Birmingham's chief education officer is to retire. And Tim Brighouse could have no better leaving present than this week's Office for Standards in Education report praising his leadership. But his success is also a telling riposte to his old adversary Chris Woodhead, the former chief inspector whose own thoughts recently graced the bestseller lists.
Brighouse turned a no-hope education authority into one of the country's fastest improvers. The proportion of 11-year-olds gaining level 4 in national tests has almost doubled in five years. A quarter more pupils now get five good GCSEs.
Yet he is not easily pigeon-holed. Despite Brighouse's reputation as the "teacher's friend" for eschewing the language of failure, Labour's enthusiasm for exam targets owes as much to him as anyone else. His city-wide goals pre-dated Labour's national ones.
His own inspirational enthusiasm helped drive up standards in Birmingham and underpinned his work on the quietly successful Excellence in Cities programme. But there was an obsessive streak too. Parochial disputes became national rows, as with Woodhead (over niggling criticisms in a positive 1998 OFSTED report on Birmingham) and former Tory education secretary John Patten (whom Brighouse successfully sued for calling him "a nutter").
David Blunkett, the then education secretary, tried to forge Woodhead's traditionalism with Brighouse's revisionist progressive views by making them vice-chairs of his Standards Task Force in 1997. It was not a marriage made in heaven.
Yet while the task force's speedy demise was predicted from day one, it had one early small success. In his book, Class War, Woodhead recalls that as Blunkett's special adviser, I occasionally tried to get him to tone down speeches. Far more remarkable was persuading the two vice-chairs to appear on the BBC's World at One where they told an astonished interviewer what they liked about each other.
Such harmony was short-lived, even if the two had more in common than they might admit. Both recognised the need to improve literacy. Both knew that success had to be measured. And neither accepted poverty as an excuse to write off children.

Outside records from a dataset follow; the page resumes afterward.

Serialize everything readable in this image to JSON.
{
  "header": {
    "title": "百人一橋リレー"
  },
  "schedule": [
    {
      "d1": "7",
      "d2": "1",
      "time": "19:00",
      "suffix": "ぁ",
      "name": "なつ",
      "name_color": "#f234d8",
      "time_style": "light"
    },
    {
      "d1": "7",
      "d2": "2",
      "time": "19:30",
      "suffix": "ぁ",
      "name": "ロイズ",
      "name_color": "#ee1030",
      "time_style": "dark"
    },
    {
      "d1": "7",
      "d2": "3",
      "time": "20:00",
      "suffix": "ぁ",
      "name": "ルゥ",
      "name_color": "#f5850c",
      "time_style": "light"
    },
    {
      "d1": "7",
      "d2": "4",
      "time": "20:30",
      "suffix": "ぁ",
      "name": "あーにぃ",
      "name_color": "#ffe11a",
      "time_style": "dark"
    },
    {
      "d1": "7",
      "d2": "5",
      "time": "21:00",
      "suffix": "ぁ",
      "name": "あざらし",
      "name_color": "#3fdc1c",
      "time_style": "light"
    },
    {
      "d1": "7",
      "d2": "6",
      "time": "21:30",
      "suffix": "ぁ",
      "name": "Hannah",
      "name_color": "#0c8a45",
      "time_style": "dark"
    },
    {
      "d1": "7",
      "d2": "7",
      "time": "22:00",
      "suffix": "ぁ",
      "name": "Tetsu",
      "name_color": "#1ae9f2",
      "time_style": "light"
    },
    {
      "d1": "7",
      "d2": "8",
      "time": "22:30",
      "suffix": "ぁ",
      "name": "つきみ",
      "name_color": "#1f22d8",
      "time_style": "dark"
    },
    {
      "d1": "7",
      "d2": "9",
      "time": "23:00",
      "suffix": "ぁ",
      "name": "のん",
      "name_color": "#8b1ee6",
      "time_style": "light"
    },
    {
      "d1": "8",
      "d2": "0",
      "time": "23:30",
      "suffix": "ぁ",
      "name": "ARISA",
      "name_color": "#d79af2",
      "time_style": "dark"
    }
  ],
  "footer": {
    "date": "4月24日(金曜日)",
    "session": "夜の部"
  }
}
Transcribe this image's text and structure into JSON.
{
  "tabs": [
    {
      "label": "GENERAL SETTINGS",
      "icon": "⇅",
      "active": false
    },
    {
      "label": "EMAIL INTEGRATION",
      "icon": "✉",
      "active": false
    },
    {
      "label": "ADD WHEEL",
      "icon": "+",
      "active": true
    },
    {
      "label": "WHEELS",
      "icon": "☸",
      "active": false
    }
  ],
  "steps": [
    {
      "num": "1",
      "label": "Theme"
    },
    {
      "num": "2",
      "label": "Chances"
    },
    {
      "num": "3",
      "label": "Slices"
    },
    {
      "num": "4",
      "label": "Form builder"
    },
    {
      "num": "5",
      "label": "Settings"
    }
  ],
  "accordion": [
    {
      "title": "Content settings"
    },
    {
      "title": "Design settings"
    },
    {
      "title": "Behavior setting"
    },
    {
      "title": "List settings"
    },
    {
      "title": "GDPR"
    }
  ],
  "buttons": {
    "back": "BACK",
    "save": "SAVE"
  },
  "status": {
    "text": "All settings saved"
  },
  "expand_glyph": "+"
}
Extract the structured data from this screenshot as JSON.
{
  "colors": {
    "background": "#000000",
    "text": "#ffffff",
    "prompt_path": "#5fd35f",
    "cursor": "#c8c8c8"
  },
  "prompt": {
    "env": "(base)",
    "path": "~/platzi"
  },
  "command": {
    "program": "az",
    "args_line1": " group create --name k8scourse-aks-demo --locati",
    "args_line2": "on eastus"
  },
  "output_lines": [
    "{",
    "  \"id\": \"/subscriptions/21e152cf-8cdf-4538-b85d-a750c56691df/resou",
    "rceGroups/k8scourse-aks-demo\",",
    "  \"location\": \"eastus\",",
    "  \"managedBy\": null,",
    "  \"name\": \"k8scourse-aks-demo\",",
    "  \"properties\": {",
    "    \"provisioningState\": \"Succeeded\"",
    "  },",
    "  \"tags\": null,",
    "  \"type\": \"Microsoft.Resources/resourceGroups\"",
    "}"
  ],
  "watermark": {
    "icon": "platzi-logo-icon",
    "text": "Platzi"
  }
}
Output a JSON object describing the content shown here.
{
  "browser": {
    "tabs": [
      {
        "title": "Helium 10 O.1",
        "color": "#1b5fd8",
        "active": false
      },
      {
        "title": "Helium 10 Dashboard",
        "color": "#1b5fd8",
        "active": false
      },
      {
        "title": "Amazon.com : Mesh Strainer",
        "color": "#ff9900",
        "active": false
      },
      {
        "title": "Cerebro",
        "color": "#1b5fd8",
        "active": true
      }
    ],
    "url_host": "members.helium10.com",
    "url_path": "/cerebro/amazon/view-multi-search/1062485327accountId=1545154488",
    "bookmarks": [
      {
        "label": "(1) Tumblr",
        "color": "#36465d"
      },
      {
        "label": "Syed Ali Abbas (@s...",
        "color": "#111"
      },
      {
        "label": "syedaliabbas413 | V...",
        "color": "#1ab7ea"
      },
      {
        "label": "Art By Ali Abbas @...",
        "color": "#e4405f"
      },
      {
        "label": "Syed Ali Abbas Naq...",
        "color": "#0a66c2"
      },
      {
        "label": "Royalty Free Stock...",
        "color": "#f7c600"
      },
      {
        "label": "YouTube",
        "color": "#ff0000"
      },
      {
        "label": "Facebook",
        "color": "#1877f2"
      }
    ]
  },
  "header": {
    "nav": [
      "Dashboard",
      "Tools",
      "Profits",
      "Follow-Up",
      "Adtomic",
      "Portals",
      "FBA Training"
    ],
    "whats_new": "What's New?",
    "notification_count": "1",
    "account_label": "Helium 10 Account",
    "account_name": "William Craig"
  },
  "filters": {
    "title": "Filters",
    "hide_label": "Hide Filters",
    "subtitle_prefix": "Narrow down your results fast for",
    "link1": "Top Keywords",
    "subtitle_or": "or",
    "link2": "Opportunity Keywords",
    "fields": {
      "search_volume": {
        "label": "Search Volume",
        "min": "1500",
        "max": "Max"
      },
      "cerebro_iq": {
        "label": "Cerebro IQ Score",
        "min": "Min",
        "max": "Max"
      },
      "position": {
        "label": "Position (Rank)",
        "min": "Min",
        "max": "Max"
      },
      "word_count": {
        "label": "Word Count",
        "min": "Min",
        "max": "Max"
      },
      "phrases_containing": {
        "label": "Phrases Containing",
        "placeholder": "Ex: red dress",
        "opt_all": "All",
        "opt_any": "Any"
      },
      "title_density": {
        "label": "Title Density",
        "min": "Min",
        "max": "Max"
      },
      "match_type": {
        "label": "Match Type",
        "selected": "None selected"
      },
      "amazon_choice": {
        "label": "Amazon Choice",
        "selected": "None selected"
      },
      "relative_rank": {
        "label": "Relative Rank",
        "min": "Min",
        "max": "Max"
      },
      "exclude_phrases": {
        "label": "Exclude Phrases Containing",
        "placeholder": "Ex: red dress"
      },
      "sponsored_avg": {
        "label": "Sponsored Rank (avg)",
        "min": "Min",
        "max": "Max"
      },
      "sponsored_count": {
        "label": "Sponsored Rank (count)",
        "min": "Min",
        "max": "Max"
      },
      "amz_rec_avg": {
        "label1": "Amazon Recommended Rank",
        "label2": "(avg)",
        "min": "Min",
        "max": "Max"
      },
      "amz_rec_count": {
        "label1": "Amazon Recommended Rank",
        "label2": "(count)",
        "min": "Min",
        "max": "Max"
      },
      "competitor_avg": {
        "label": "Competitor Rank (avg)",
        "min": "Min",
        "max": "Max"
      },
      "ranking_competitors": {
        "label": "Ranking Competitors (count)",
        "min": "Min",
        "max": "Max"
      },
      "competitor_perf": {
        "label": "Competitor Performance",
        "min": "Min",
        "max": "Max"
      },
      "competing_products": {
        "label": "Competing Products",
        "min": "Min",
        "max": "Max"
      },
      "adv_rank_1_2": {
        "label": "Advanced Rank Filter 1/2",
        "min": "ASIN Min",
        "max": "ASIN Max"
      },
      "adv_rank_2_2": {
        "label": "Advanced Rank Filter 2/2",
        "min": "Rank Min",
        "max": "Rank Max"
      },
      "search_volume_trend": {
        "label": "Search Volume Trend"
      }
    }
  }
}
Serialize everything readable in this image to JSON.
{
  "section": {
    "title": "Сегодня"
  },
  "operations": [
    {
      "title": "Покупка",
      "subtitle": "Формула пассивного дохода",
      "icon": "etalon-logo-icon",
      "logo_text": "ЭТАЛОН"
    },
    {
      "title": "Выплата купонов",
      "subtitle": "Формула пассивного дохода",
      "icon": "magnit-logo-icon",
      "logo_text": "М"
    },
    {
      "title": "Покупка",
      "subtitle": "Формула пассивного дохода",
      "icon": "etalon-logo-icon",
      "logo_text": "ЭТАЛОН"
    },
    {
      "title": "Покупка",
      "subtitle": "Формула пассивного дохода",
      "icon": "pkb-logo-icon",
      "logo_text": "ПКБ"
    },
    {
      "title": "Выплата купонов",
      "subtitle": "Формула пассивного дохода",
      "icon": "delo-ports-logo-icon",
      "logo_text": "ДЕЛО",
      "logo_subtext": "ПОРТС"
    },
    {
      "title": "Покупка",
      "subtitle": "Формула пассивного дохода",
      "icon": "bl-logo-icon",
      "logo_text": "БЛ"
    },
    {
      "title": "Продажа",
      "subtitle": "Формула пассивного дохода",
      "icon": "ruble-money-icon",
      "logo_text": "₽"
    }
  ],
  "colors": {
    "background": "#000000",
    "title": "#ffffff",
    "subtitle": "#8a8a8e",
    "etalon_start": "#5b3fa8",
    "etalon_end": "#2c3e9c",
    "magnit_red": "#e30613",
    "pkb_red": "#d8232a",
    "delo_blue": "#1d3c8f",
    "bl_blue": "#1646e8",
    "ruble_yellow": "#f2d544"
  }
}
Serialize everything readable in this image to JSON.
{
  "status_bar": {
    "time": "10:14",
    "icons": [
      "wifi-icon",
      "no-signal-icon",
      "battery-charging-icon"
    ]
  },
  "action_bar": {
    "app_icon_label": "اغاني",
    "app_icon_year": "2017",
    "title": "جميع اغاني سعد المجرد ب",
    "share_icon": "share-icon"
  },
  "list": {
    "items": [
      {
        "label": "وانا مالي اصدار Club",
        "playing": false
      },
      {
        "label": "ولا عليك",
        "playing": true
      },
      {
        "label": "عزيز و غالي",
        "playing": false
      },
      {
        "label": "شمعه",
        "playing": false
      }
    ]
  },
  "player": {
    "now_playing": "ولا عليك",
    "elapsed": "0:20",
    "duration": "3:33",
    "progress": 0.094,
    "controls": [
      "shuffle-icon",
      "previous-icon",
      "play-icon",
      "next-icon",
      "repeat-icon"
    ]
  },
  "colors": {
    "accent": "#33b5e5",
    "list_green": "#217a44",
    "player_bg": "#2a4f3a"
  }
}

But, Brighouse remained friendly with progressive academics (having been professor of education at Keele for four years). This was an unforgivable sin to Woodhead, he holds them responsible for many of British education's woes.
Furthermore, Brighouse, who spent much of his working life as an education officer, believed that local education authorities could help improve schools. Woodhead generally thought them an unnecessary evil.
Birmingham has demonstrated that a well-led, clearly focused education authority can make a difference. And it eloquently explains why any government should keep LEAs.
Abolitionists argue that LEAs interfere unnecessarily. That was true in the Eighties, when too much teachers' time was wasted with politically correct edicts. It is far less common today, not least with heads controlling nearly 90 per cent of funding.
Moreover, authorities have begun to prove themselves. Most heads welcomed the vital help of their consultants training teachers for the literacy and numeracy strategies. And LEAs have helped more than 750 schools come off special measures.
That was why Labour argued forcefully for LEAs at the last election with a strong critique of the Tories' "free schools" proposals. Authorities are also less wont to hinder innovation: even the new technically independent city academies often enjoy enthusiastic local authority support in contrast with the hostility surrounding the earlier introduction of city technology colleges.
There are still too many poor LEAs which need to learn from those that work. But that points to continuing reform rather than abolition. The last local government reorganisation left too many small authorities. Larger strategic authorities can offer greater economies of scale, though they need strong leadership to succeed. Some propose super-LEAs linked to learning and skills councils. Others would prefer to see clusters of schools sharing services.
Yet, whatever their size, LEAs still have a role. Indeed their future is probably more secure now than for much of the Nineties. And that owes much to Tim Brighouse.
Conor Ryan was special adviser to David Blunkett at the Department for Education and Employment 1997-2001